“We’re always looking for the groove,” says Storz. “That’s what it’s always come back to, from the first times we played together. All of our common influences are pretty similar – soul, Stax, hard rock, and so on. But we also share an improvisational approach inside that structure, I think. That exploratory impulse always made us sound a little different from other bands who played in those styles.”
From the start, precision playing was the band’s goal. When Dirty Streets began demoing, the trio used a basic setup familiar to any bedroom/garage woodshedder: two microphones and a cassette recorder. No tracks, no real separation, just mics on the bass/drums and guitar and vocals live in the room. Without the option to isolate, tweak, or sweeten after the fact, the band became accustomed to running through a take 40 or 50 times as they worked to get it right, all the way through. By the time they began gigging live, that level of discipline had honed Dirty Streets into an instinctual, responsive outfit. Bootleg recordings of their shows in and around Memphis helped to generate buzz, and established Dirty Streets’ rep as a band whose timing was as sharp as their sound was ragged.
Albums followed – Portrait of a Man (2009), Movements (2011), Blades of Grass (2013), White Horse (2015), Distractions (2018), and the live Rough and Tumble (2020), drawn from an in-house performance for the DittyTV streaming music service – all steeped in the raw rock-soul groove that serves as the band’s taproot, the musical core from which all of its explorations still proceed. And within that core, too, is the element that gives their music, the music they love and play, its unique character.
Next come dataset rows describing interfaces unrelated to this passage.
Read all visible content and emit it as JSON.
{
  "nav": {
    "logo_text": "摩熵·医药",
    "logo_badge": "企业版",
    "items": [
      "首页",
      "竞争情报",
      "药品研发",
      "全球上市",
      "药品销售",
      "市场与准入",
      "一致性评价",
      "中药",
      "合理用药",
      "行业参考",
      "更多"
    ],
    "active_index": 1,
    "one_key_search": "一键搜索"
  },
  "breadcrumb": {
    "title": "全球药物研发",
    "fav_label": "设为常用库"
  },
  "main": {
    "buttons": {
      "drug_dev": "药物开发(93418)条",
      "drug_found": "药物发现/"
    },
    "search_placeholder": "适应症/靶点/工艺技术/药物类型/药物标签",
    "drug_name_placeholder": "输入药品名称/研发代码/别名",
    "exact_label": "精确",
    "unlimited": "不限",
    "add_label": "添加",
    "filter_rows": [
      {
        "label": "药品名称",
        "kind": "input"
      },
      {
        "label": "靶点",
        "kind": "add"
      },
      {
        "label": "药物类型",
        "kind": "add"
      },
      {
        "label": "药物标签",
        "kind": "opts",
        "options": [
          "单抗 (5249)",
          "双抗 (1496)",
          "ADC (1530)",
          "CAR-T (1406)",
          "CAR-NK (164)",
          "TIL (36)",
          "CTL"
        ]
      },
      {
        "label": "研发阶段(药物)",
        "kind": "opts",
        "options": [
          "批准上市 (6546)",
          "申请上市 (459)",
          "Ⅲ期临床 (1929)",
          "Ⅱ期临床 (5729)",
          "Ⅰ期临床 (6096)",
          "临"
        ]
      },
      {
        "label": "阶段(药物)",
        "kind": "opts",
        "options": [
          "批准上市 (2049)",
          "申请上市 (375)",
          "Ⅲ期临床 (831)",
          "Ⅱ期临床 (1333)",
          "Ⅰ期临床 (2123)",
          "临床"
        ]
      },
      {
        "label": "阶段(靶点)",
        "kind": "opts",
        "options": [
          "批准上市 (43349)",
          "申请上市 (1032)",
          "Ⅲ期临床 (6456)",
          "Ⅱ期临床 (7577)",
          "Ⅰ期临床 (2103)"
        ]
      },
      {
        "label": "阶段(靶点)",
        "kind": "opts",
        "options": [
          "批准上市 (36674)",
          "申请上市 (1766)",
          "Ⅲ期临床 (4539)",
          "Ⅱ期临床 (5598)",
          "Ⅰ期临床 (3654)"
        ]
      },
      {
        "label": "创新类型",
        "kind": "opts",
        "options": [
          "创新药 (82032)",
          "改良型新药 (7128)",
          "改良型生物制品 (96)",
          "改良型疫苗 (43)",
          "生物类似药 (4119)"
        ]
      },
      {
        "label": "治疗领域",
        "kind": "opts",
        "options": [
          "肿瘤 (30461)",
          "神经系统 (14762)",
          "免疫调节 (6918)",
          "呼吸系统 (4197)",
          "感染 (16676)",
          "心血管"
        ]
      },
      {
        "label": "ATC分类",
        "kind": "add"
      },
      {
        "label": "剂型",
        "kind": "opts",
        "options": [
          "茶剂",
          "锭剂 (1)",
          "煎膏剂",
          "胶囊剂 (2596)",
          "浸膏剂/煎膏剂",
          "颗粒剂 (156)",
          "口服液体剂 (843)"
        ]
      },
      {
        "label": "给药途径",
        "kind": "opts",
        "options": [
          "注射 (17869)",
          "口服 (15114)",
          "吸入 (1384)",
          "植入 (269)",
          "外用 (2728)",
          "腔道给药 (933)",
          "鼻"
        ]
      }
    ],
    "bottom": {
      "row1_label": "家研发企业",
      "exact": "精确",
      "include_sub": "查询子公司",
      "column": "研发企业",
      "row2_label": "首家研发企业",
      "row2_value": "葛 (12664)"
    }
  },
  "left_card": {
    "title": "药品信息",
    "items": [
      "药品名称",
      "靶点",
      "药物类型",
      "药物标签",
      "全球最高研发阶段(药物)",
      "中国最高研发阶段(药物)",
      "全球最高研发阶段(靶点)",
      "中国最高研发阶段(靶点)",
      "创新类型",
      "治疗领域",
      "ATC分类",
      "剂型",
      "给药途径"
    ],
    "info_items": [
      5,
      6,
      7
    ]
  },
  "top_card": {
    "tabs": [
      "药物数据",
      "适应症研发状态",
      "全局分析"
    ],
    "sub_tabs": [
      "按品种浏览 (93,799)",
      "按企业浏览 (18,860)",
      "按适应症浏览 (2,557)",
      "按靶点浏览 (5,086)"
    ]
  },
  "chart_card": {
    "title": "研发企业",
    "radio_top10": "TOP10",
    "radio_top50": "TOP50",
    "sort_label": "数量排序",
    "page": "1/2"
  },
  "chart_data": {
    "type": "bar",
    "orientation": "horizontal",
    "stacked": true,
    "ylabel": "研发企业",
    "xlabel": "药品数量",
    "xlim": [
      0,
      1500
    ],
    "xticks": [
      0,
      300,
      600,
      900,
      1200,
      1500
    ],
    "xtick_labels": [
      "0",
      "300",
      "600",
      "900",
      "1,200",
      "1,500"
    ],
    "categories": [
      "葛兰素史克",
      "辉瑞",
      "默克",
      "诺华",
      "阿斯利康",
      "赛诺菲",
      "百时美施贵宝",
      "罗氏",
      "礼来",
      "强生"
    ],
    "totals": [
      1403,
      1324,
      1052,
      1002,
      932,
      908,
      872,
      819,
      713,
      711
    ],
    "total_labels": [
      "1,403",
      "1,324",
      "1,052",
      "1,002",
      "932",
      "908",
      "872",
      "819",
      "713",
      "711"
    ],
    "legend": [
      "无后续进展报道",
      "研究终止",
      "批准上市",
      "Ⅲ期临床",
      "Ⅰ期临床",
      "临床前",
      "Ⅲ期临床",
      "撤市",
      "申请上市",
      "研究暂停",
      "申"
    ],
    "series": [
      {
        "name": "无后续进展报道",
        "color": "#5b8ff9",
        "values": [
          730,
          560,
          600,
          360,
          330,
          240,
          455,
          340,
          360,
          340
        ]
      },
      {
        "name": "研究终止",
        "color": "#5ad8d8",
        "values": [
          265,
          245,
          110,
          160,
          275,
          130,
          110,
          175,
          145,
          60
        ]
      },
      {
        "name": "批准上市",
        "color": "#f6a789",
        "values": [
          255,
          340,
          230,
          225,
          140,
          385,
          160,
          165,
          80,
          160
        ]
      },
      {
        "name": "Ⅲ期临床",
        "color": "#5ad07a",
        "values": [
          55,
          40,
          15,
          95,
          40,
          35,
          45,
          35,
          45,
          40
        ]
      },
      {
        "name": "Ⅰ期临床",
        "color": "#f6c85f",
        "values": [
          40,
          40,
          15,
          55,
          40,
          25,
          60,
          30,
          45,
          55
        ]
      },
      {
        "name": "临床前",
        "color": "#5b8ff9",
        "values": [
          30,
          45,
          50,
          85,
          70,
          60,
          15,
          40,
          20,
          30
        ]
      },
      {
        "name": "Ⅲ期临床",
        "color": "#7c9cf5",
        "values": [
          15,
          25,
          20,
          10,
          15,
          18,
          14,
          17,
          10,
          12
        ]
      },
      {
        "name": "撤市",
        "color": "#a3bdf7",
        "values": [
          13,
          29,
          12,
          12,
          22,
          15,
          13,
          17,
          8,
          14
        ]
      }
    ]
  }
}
“No matter how hard you try to play something the same way every time, it’s impossible,” says Justin Toland. “So, with the style of music we play, honesty in the delivery is important. Soul, blues, those kinds of music are about the feeling more than anything else. There’s a place for a more dramatic sort of performance, where someone’s acting a part – that speaks to people, too. Like a musical version of theater. But I’m always looking for something to make me feel differently, something that’s honest and direct in what it’s trying to communicate.”
Toland reflects, “Soul and blues music is about testifying. To me, that’s great songwriting. When it’s good, it’s good because it’s true, because it’s authentic.”